  8. I actually "talked" (via email) to Joyce Williams about this when she was writing "Latvian Knitting". There is an explanation on page 4 of the book if you have it. Yes, you are knitting back backwards.

  9. Surely, on a simple Fair Isle pattern, the easiest thing to do would be to purl the wrong side rows? It mystifies me that steeking has gained such a hold in mainstream knitting.

  10. As many have already said, Knitting Back Backwards was what Meg was talking about. I've seen them all do it at Knitting Camp......some people will do anything to avoid purling, seriously! It is more convenient for short things like lace edging and entrelac where you would otherwise be constantly be turning your knitting. In Fair Isle I'd rather steek, in addition to keeping the knitting flowing around and around it gives me a convenient place to change colors without having to weave them in. As Meg always says, it's Knitter's Choice, and isn't it wonderful to have that choice?!

  11. I find KBB challenging for my brain, never mind the tension. I'm fine with steeking. Yes, I hope your grandson is home safely. That mosiac was sweet.

  12. Anonymous2:57 PM

    I do see the line in your husband's new sweater, but it doesn't look out of place - there being scads of smatters of the same color through out the rest of the sweater. To me it looks like the winter solstice and the coming of spring. I hark back to my emotions of your own sweater with contrasting hues between body and arms and the joy of seeing the beauty of the finished are a artist. So, I look forward to the finished product.

  13. Anonymous9:35 PM

    In this pattern the 'contrast' colours are segregated and touch only the background colour. It does not allow the delightful colour combinations you can get eg in Fair Isle.

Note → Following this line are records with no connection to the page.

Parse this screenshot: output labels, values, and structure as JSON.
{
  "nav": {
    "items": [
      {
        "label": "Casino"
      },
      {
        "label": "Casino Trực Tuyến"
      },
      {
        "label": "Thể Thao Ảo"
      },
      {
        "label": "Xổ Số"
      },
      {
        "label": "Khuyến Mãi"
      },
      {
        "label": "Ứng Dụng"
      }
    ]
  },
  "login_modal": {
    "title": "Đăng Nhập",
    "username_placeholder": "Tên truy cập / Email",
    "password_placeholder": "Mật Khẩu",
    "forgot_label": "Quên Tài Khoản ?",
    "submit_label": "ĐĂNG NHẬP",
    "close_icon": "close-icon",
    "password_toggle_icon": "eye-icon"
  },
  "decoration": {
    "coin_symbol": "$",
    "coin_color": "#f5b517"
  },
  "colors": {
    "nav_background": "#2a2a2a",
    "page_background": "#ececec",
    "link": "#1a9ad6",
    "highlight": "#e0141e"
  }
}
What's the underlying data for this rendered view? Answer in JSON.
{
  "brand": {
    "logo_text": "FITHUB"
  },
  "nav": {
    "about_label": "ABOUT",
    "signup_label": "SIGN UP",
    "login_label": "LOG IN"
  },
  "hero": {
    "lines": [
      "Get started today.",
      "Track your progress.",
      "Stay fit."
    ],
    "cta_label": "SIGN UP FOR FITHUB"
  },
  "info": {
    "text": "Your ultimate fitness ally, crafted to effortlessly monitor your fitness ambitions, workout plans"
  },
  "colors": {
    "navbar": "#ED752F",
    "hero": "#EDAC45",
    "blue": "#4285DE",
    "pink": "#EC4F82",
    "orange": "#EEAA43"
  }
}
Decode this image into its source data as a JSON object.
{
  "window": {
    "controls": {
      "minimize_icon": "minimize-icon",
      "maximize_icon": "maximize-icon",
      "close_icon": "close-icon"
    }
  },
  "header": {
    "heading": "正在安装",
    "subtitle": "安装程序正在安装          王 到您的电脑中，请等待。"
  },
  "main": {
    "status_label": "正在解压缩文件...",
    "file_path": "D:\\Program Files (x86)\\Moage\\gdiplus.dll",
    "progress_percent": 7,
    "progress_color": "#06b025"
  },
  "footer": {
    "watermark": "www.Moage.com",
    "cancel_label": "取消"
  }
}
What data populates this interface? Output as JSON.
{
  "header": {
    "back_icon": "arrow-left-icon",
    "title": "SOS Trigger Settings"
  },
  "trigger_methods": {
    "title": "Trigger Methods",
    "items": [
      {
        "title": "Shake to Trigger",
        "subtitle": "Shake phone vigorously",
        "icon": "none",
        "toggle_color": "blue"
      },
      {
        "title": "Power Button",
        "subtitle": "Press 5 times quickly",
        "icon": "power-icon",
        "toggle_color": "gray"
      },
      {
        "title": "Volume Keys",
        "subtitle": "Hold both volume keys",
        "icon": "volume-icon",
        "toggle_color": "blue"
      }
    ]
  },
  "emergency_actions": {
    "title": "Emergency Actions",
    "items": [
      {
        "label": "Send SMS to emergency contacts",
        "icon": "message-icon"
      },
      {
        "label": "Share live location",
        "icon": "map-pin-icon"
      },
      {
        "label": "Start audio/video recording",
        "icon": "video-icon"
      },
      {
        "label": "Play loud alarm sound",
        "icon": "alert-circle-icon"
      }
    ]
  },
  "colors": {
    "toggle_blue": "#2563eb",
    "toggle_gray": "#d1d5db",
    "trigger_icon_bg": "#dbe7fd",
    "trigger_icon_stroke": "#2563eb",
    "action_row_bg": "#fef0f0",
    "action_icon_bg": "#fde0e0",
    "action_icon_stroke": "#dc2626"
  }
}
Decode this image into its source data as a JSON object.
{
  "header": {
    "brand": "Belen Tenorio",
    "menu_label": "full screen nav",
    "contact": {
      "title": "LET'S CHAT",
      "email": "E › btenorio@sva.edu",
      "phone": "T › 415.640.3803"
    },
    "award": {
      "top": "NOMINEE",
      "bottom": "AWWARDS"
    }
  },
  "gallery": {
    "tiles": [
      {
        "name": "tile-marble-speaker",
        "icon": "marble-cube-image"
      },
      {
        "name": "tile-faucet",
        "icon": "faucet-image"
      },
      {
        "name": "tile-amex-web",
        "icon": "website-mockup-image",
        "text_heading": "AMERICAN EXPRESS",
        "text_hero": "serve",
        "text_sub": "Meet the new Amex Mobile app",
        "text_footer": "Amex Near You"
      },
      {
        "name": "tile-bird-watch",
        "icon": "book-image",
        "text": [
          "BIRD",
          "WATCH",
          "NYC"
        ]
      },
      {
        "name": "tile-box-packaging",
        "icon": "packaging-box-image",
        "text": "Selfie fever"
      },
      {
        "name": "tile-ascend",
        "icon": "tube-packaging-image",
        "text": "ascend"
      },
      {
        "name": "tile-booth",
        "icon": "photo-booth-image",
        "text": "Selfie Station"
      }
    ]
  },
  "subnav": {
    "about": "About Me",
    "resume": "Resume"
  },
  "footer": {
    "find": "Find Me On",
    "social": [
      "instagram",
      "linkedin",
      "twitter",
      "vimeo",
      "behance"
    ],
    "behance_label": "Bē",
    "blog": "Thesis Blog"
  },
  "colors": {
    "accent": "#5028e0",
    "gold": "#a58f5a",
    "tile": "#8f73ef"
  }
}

    I find that I have a distinct preference for the previous pattern. IMHO, I feel it would lend itself better to the pleasing juxtaposition of the colours you already have, with the addition of any yarn necessary to make up the necessary quantity and /or contrasts. Bearing in mind that you may include as many or as few diagonals as you like.

    Of course I recognise that it is your knitting and entirely your choice, I just look forward to when you can share the outcome. :-)
    Helen (anon)

  14. i love KBB...use it for sock heels (cant stand turning) and yes i HATE purling.. my tension is different but with KBB my tension is the same.